I'm not relying on the Universe, though. I've already had my own EPOA drawn up, and it includes both financial and medical decisions.
Writing about this and knowing that people are listening and understanding is a huge help, for me at least. My family, my in-laws, my neighbours, Mom's neighbours, my co-workers, fellow bloggers and commenters all listen while I unload. Most of them have experience with dementia in some form, but all of them are generous with their time and kindness. I am so grateful for those people, beyond-words grateful. I also journal now, in an effort to unload less on those people, and on better days I also make a grateful list and I try to see the beauty and wonder around me, to take myself out of my headspace for even a few moments. Lately it has been a struggle to do that and I need to try harder, because it really can help.
But more and more I feel like my compassion and empathy are just drops in the bottom of a cup that is usually full but is now close to empty. It makes me dislike myself and dislike my mother. Every day, I start dreading the 8 pm visit around 4 pm, and it hangs over me like a dark cloud until it's over, at which point I feel completely empty. (I can't do the pill delivery earlier because of the timing of one of her pills.)
I know that many folks are in the same situation I'm in, or worse. Dementia is increasingly an issue in society, partly because we have cures for many diseases that wiped out people of earlier generations before they got to the point of developing dementia. And the situation will only escalate as the baby boomers like me get older and older. Capacity in nursing homes, assisted living, and independent living is failing to keep up with demand. Nursing homes in particular had an abysmal record of deaths during the pandemic (and Canada had one of the worse records, which I was shocked to find out), so families are understandably reluctant to put their loved ones in care, and trying to look after them at home. I subscribe to several Facebook accounts for caregivers - mostly caregivers of folks with dementia, and it is heartbreaking what I read there. People cannot afford to put their loved ones in care, or feel guilty doing so, and they are ruining their health and marriages and relationships with their own young children in order to look after their relatives. This is hugely detrimental to the family unit, to psychological health, to finances and job security, and to society as a whole, and when you get right down to it, it is detrimental to the patients as well. Everyone deserves to be treated with basic respect and care that allows them their dignity and a feeling of community, if they so wish it. (In some cases, people don't wish it, and that wish should be respected too.)

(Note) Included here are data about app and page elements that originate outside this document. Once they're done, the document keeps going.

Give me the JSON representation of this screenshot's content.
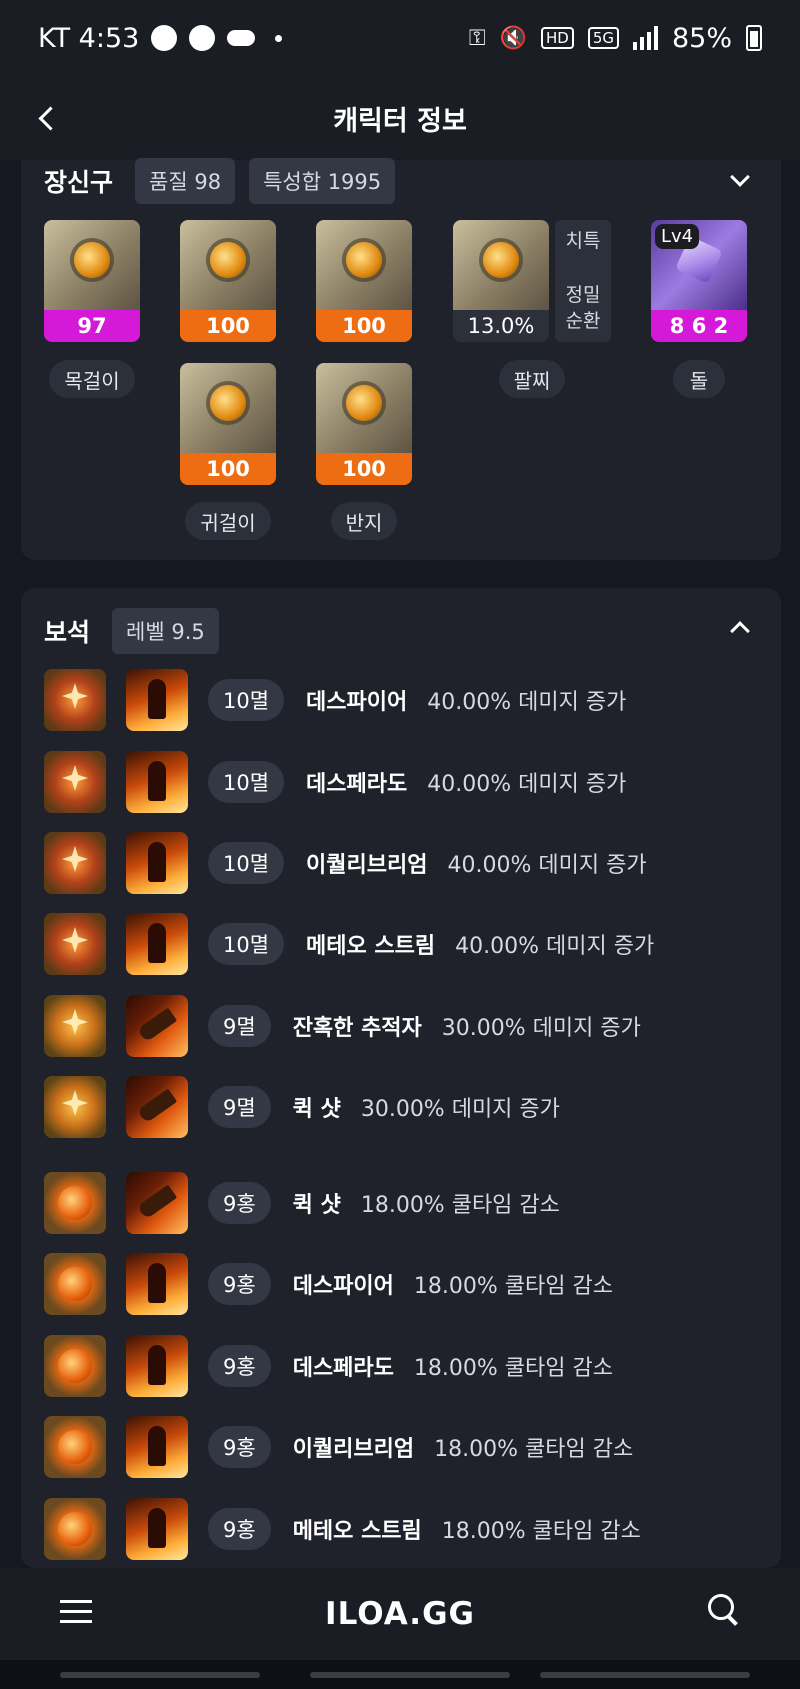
{
  "status_bar": {
    "carrier_time": "KT 4:53",
    "icons": [
      "talk-icon",
      "shield-icon",
      "cloud-icon",
      "key-icon",
      "mute-icon",
      "hd-icon",
      "5g-icon",
      "signal-icon",
      "battery-icon"
    ],
    "hd_label": "HD",
    "net_label": "5G",
    "battery": "85%"
  },
  "app_bar": {
    "title": "캐릭터 정보"
  },
  "equipment": {
    "title": "장신구",
    "quality": "품질 98",
    "stat_sum": "특성합 1995",
    "necklace": {
      "value": "97",
      "label": "목걸이"
    },
    "earrings": {
      "values": [
        "100",
        "100"
      ],
      "label": "귀걸이"
    },
    "rings": {
      "values": [
        "100",
        "100"
      ],
      "label": "반지"
    },
    "bracelet": {
      "value": "13.0%",
      "label": "팔찌",
      "stat1": "치특",
      "stat2": "정밀",
      "stat3": "순환"
    },
    "stone": {
      "level": "Lv4",
      "value": "8 6 2",
      "label": "돌"
    }
  },
  "gems": {
    "title": "보석",
    "level": "레벨 9.5",
    "rows": [
      {
        "lvl": "10멸",
        "skill": "데스파이어",
        "effect": "40.00% 데미지 증가",
        "gem": "gem-r"
      },
      {
        "lvl": "10멸",
        "skill": "데스페라도",
        "effect": "40.00% 데미지 증가",
        "gem": "gem-r"
      },
      {
        "lvl": "10멸",
        "skill": "이퀄리브리엄",
        "effect": "40.00% 데미지 증가",
        "gem": "gem-r"
      },
      {
        "lvl": "10멸",
        "skill": "메테오 스트림",
        "effect": "40.00% 데미지 증가",
        "gem": "gem-r"
      },
      {
        "lvl": "9멸",
        "skill": "잔혹한 추적자",
        "effect": "30.00% 데미지 증가",
        "gem": "gem-y"
      },
      {
        "lvl": "9멸",
        "skill": "퀵 샷",
        "effect": "30.00% 데미지 증가",
        "gem": "gem-y"
      },
      {
        "lvl": "9홍",
        "skill": "퀵 샷",
        "effect": "18.00% 쿨타임 감소",
        "gem": "gem-o"
      },
      {
        "lvl": "9홍",
        "skill": "데스파이어",
        "effect": "18.00% 쿨타임 감소",
        "gem": "gem-o"
      },
      {
        "lvl": "9홍",
        "skill": "데스페라도",
        "effect": "18.00% 쿨타임 감소",
        "gem": "gem-o"
      },
      {
        "lvl": "9홍",
        "skill": "이퀄리브리엄",
        "effect": "18.00% 쿨타임 감소",
        "gem": "gem-o"
      },
      {
        "lvl": "9홍",
        "skill": "메테오 스트림",
        "effect": "18.00% 쿨타임 감소",
        "gem": "gem-o"
      }
    ]
  },
  "bottom_nav": {
    "logo": "ILOA.GG"
  },
  "colors": {
    "background": "#151820",
    "card": "#1f222b",
    "orange_quality": "#ef6d12",
    "magenta_quality": "#d419d9",
    "chip": "#343845"
  }
}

Well, it's been another mammoth read, so if you're still here, you really deserve more than these memes, but they're all I have to offer besides my sincere thank you.
... which is now four years ago, but who's counting